● DATASET EXCERPTS:
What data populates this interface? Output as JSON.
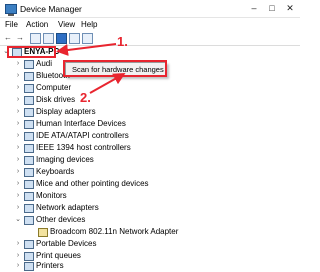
{
  "window": {
    "title": "Device Manager"
  },
  "menu": [
    "File",
    "Action",
    "View",
    "Help"
  ],
  "toolbar": {
    "back": "←",
    "forward": "→"
  },
  "tree": {
    "root": "ENYA-PC",
    "items": [
      "Audi",
      "Bluetooth",
      "Computer",
      "Disk drives",
      "Display adapters",
      "Human Interface Devices",
      "IDE ATA/ATAPI controllers",
      "IEEE 1394 host controllers",
      "Imaging devices",
      "Keyboards",
      "Mice and other pointing devices",
      "Monitors",
      "Network adapters",
      "Other devices",
      "Broadcom 802.11n Network Adapter",
      "Portable Devices",
      "Print queues",
      "Printers"
    ]
  },
  "context_menu": {
    "item": "Scan for hardware changes"
  },
  "annotations": {
    "step1": "1.",
    "step2": "2."
  }
}
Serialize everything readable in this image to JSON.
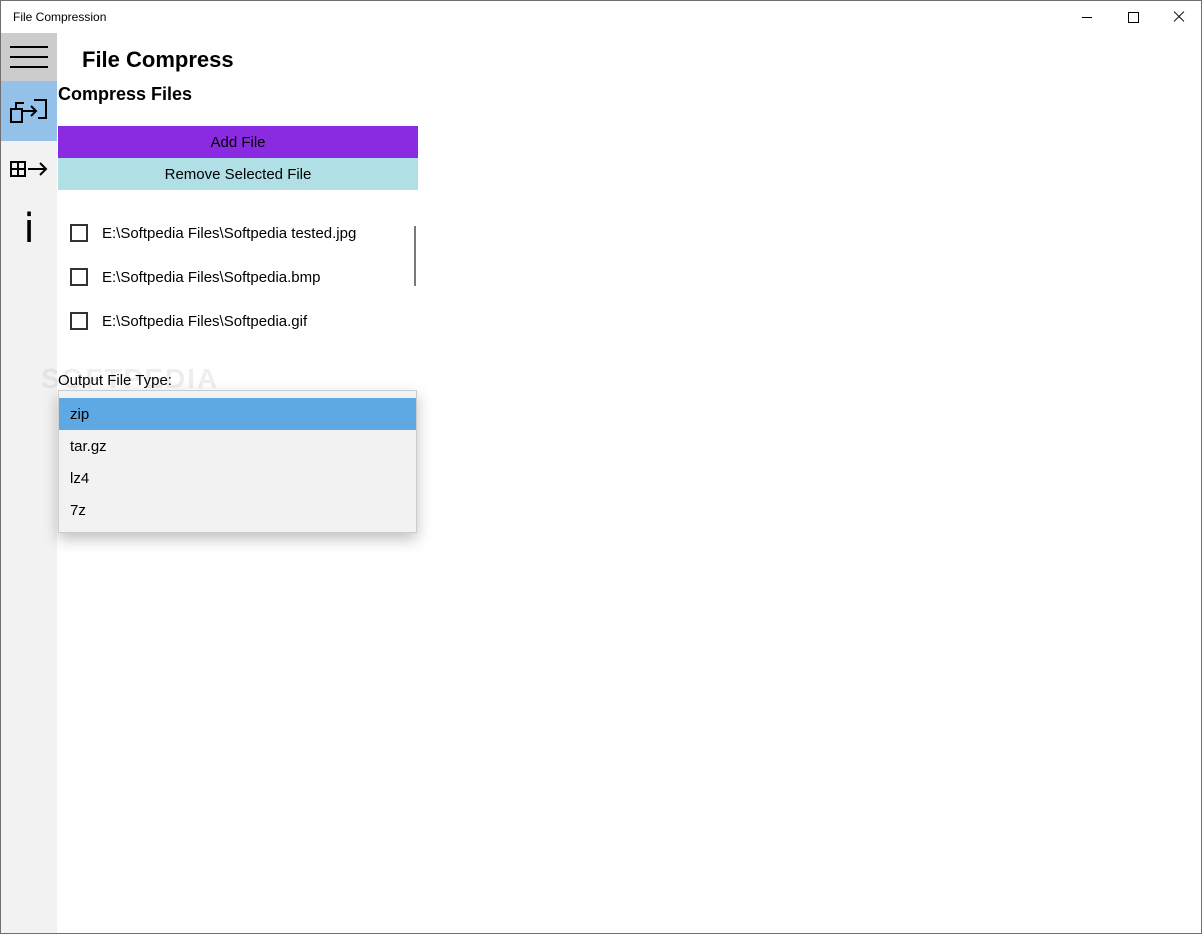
{
  "window": {
    "title": "File Compression",
    "controls": [
      "minimize-icon",
      "maximize-icon",
      "close-icon"
    ]
  },
  "nav": {
    "items": [
      {
        "name": "hamburger-menu",
        "icon": "hamburger-icon",
        "selected": false
      },
      {
        "name": "compress",
        "icon": "compress-icon",
        "selected": true
      },
      {
        "name": "decompress",
        "icon": "decompress-icon",
        "selected": false
      },
      {
        "name": "info",
        "icon": "info-icon",
        "glyph": "i",
        "selected": false
      }
    ]
  },
  "header": {
    "app_title": "File Compress",
    "section_title": "Compress Files"
  },
  "actions": {
    "add_label": "Add File",
    "remove_label": "Remove Selected File"
  },
  "files": [
    {
      "path": "E:\\Softpedia Files\\Softpedia tested.jpg",
      "checked": false
    },
    {
      "path": "E:\\Softpedia Files\\Softpedia.bmp",
      "checked": false
    },
    {
      "path": "E:\\Softpedia Files\\Softpedia.gif",
      "checked": false
    }
  ],
  "output": {
    "label": "Output File Type:",
    "options": [
      "zip",
      "tar.gz",
      "lz4",
      "7z"
    ],
    "selected": "zip"
  },
  "watermark": "SOFTPEDIA",
  "colors": {
    "add_button": "#8a2be2",
    "remove_button": "#b0e0e6",
    "nav_selected": "#94c1ea",
    "nav_hamburger_bg": "#cccccc",
    "nav_bg": "#f2f2f2",
    "dropdown_selected": "#5ea8e4",
    "dropdown_bg": "#f2f2f2"
  }
}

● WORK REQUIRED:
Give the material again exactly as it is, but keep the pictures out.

● OUTPUT OF THE EXERCISE:
What data populates this interface? Output as JSON.
{
  "window": {
    "title": "Device Manager"
  },
  "menu": [
    "File",
    "Action",
    "View",
    "Help"
  ],
  "toolbar": {
    "back": "←",
    "forward": "→"
  },
  "tree": {
    "root": "ENYA-PC",
    "items": [
      "Audi",
      "Bluetooth",
      "Computer",
      "Disk drives",
      "Display adapters",
      "Human Interface Devices",
      "IDE ATA/ATAPI controllers",
      "IEEE 1394 host controllers",
      "Imaging devices",
      "Keyboards",
      "Mice and other pointing devices",
      "Monitors",
      "Network adapters",
      "Other devices",
      "Broadcom 802.11n Network Adapter",
      "Portable Devices",
      "Print queues",
      "Printers"
    ]
  },
  "context_menu": {
    "item": "Scan for hardware changes"
  },
  "annotations": {
    "step1": "1.",
    "step2": "2."
  }
}
Serialize everything readable in this image to JSON.
{
  "window": {
    "title": "File Compression",
    "controls": [
      "minimize-icon",
      "maximize-icon",
      "close-icon"
    ]
  },
  "nav": {
    "items": [
      {
        "name": "hamburger-menu",
        "icon": "hamburger-icon",
        "selected": false
      },
      {
        "name": "compress",
        "icon": "compress-icon",
        "selected": true
      },
      {
        "name": "decompress",
        "icon": "decompress-icon",
        "selected": false
      },
      {
        "name": "info",
        "icon": "info-icon",
        "glyph": "i",
        "selected": false
      }
    ]
  },
  "header": {
    "app_title": "File Compress",
    "section_title": "Compress Files"
  },
  "actions": {
    "add_label": "Add File",
    "remove_label": "Remove Selected File"
  },
  "files": [
    {
      "path": "E:\\Softpedia Files\\Softpedia tested.jpg",
      "checked": false
    },
    {
      "path": "E:\\Softpedia Files\\Softpedia.bmp",
      "checked": false
    },
    {
      "path": "E:\\Softpedia Files\\Softpedia.gif",
      "checked": false
    }
  ],
  "output": {
    "label": "Output File Type:",
    "options": [
      "zip",
      "tar.gz",
      "lz4",
      "7z"
    ],
    "selected": "zip"
  },
  "watermark": "SOFTPEDIA",
  "colors": {
    "add_button": "#8a2be2",
    "remove_button": "#b0e0e6",
    "nav_selected": "#94c1ea",
    "nav_hamburger_bg": "#cccccc",
    "nav_bg": "#f2f2f2",
    "dropdown_selected": "#5ea8e4",
    "dropdown_bg": "#f2f2f2"
  }
}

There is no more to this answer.